CASE STUDY 14: St Lawrence College – Low-Carbon Building Skills Programs: Apprenticeship, Engineering Technology, Green Building, Smart House, Curriculum development
The Ontario Provincial Government has made low-carbon building skills (LCBS) a priority and recently (2017/2018) opened funding for Ontario Colleges to do projects to A) Enhance Trades Education; B) Develop LCBS Curriculum; and C) Establish Partnerships that Showcase LCBS training. The program was designed to increase the number of college graduates with LCBS and the number of companies that have access to these students.
St Lawrence College (SLC) is committed to offering programs tied to Integrated Sustainable Trades & Technology (ISTT). ISTT refers to a holistic approach to trades and technology where different disciplines learn about each other's trades and technology professions to facilitate better integration of practical work.
Doran worked with SLC to develop programs under each of the three LCBS funding streams. All three applications were approved. SLC’s three new powerful initiatives include: A) LCBS Passive House; B) LCBS Symposium & Curriculum; and C) LCBS Local Success Stories. The programs also draw on partnerships with Queen’s University, Carleton University, Algonquin College and Fleming College; and many community partners.
LCBS Passive House

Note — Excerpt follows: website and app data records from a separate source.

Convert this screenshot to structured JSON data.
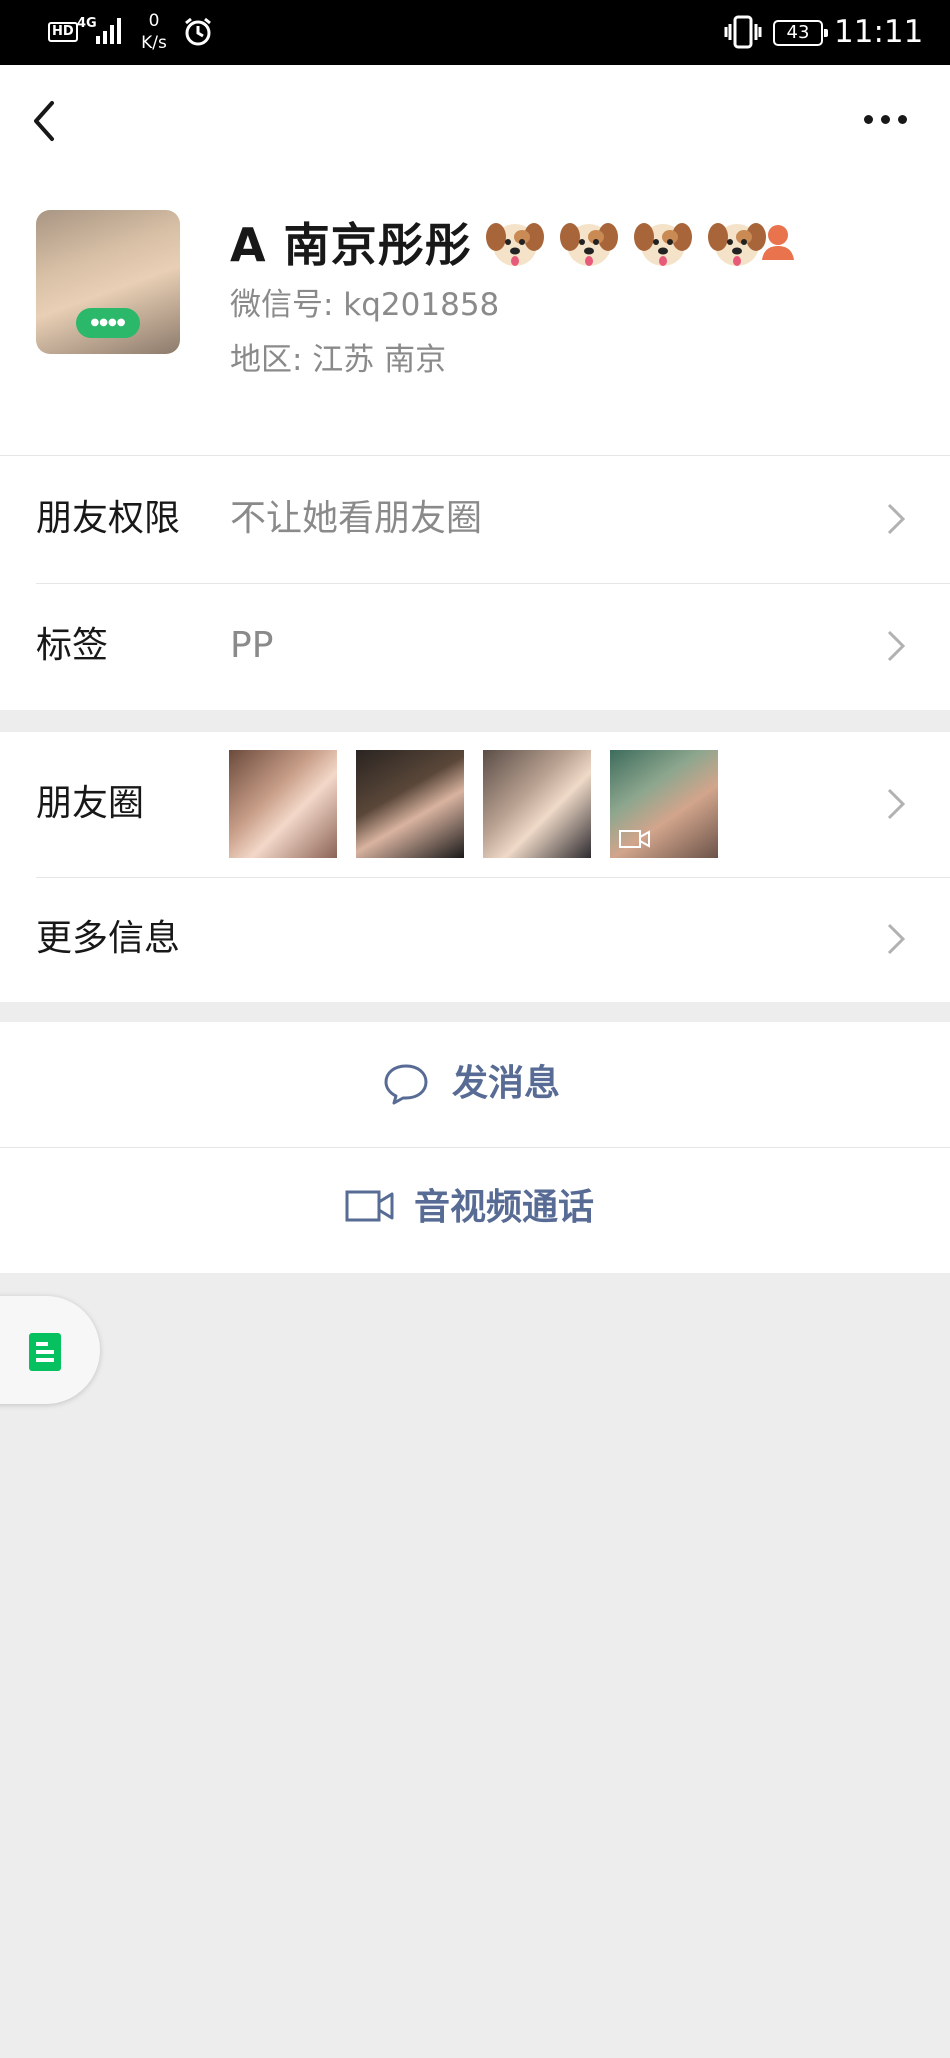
{
  "status_bar": {
    "hd": "HD",
    "network": "4G",
    "speed_value": "0",
    "speed_unit": "K/s",
    "battery": "43",
    "time": "11:11"
  },
  "profile": {
    "name": "A 南京彤彤",
    "name_emojis": [
      "dog-face",
      "dog-face",
      "dog-face",
      "dog-face"
    ],
    "wechat_id": "微信号: kq201858",
    "region": "地区: 江苏  南京"
  },
  "rows": {
    "friend_permissions": {
      "label": "朋友权限",
      "value": "不让她看朋友圈"
    },
    "tags": {
      "label": "标签",
      "value": "PP"
    },
    "moments": {
      "label": "朋友圈",
      "thumbnail_count": 4
    },
    "more_info": {
      "label": "更多信息"
    }
  },
  "actions": {
    "send_message": "发消息",
    "video_call": "音视频通话"
  },
  "colors": {
    "action_text": "#576b95",
    "star_friend": "#e8734d",
    "float_icon": "#07c160"
  },
  "icons": [
    "back-icon",
    "more-icon",
    "chevron-right-icon",
    "chat-bubble-icon",
    "video-camera-icon",
    "document-icon",
    "star-friend-icon"
  ]
}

The LCBS Passive House is a 2-storey duplex, to be built in the summer of 2018, on SLC's Kingston Campus consisting of two 186 m2 (2,000 ft2) units. Unit 1 will be built to Standard Code using standard equipment). Unit 2 is targeted to be LEED Platinum and feature as many carbon-reducing options, materials, equipment and construction practices as possible. The Passive House is a platform for SLC to collaborate with a wide variety of community and industry partners connected to the green building sector. This project focuses on a collaboration between SLC and Habitat for Humanity, Kingston Homebuilders Association (KHBA), Kingston Construction Association (KCA), Shoalts & Zaback Architects, SWITCH, Sustainable Kingston, and the City of Kingston. It is an opportunity for the partners to develop a Passive House as a teaching tool for SLC trades and technology students as well as for the industry partners themselves. The SLC Passive House will create learning opportunities for behavioural research, technology innovation, community energy programs, and the showcasing the best low-carbon products on the market.
LCBS Symposium and Curriculum
The project will create new low-carbon building skills (LCBS) curriculum in direct response to the needs of the green energy and building sectors, via a LCBS Symposium, curriculum research & development, and curriculum modules. A Steering Group made up of a project manager, SLC staff and faculty, Fleming & Algonquin College's, Queen's University, Sustainable Kingston, SWTICH, City of Kingston, Utilities Kingston and additional experts from industry, will guide the curriculum-building process between March and December 2018. A LCBS Symposium will be held in the spring of 2018—inviting participants from numerous Ontario Colleges, the green building industry (construction, contractors, service companies), industry associations, local utilities, local workforce development, local economic development, community organizations, and the standards associations and accreditation organizations. The new curriculum will be assembled from information and data collected from subject matter experts, the LCBS Symposium participants, and third party green building curricula sources. The new LCBS curriculum will be divided into modules and integrated into existing programs and courses—building LCBS capacity across all SLC trades and technology programs, starting Jan 2019. This project will also integrate with other activities underway at SLC, such as the a Innovation Hub; the Sustainable Energy Applied Research Centre (SEARC); the Sustainable Living Centre; and SLC's new Strategic Mandate Agreement (SMA 2017-2020).
LCBS Local Success Stories
Lowering Ontario's GHG footprint will require actions by all Ontarian's, many are unaware of the actions they can take to reduce GHG emissions. St Lawrence College and their partners are producing five educational case studies, to strengthen training, workforce and technical capacity, and act as inspirational videos for companies and people in Eastern Ontario—covering topics such as energy management and conservation; renewable power; technology development, and green building practices. The case studies will be used in SLC curriculum and shared via social media channels to inspire and train industry and the community.